# REQUIRED WORK
Where "true" appears in a line of the entries below, that line should be copied.

# SUPPLIED DATA

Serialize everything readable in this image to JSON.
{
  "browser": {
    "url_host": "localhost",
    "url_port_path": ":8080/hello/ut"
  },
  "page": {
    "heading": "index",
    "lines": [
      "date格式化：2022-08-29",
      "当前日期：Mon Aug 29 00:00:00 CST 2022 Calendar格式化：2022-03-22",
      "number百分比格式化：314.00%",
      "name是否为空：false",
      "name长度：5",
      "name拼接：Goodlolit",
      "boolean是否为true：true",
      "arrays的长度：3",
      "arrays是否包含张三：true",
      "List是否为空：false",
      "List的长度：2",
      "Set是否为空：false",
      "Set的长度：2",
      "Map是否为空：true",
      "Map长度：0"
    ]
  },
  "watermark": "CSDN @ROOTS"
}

# RESULT BELOW
      "boolean是否为true：true",
      "arrays是否包含张三：true",
      "Map是否为空：true",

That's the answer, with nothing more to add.